▸ WHAT YOU SHOULD DO
Below are the records; how many of their lines contain "avatar"? Reply only with that figure.

··· DATA TO USE

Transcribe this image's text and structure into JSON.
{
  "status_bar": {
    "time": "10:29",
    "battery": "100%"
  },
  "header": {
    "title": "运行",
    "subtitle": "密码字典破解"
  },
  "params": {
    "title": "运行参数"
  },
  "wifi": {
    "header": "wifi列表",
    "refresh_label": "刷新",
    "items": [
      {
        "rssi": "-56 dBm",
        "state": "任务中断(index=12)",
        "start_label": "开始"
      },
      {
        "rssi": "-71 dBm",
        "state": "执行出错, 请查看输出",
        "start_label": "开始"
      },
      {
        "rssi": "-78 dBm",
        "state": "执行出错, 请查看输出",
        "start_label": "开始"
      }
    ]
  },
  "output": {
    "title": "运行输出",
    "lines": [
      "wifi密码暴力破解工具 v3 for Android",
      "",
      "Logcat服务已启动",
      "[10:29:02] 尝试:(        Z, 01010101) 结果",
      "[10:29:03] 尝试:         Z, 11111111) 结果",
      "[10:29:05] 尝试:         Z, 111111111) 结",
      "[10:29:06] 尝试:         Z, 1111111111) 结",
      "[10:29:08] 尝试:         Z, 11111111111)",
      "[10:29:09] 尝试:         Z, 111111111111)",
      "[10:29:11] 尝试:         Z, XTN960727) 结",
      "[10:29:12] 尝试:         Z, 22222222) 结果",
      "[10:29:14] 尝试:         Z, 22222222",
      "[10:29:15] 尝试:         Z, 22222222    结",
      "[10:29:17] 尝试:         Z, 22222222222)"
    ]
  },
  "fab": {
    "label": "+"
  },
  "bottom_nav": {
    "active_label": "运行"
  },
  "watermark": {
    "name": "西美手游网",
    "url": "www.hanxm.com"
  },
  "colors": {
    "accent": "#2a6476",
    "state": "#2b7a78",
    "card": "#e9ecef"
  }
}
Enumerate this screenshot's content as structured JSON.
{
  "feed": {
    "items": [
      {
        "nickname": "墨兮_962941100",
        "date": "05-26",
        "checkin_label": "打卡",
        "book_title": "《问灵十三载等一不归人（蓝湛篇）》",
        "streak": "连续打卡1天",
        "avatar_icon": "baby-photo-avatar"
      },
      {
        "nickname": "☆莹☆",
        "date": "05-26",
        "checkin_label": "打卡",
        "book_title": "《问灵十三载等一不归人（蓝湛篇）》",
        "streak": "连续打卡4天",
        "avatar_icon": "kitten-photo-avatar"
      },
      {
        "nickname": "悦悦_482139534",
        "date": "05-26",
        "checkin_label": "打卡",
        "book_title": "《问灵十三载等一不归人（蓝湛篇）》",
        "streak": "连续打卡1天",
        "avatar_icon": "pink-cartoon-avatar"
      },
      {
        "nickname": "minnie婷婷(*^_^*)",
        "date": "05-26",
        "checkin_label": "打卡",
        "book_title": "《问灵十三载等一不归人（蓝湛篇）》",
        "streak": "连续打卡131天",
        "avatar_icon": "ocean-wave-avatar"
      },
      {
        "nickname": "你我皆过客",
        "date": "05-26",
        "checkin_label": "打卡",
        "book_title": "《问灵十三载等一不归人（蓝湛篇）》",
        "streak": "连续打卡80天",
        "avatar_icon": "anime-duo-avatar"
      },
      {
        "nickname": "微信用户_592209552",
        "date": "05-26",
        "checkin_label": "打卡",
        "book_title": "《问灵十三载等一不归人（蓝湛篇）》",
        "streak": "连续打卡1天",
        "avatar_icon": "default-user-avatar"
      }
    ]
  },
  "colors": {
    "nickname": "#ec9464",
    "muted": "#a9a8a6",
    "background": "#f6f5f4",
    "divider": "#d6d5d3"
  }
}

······

▸ ANSWER TO THIS TASK
6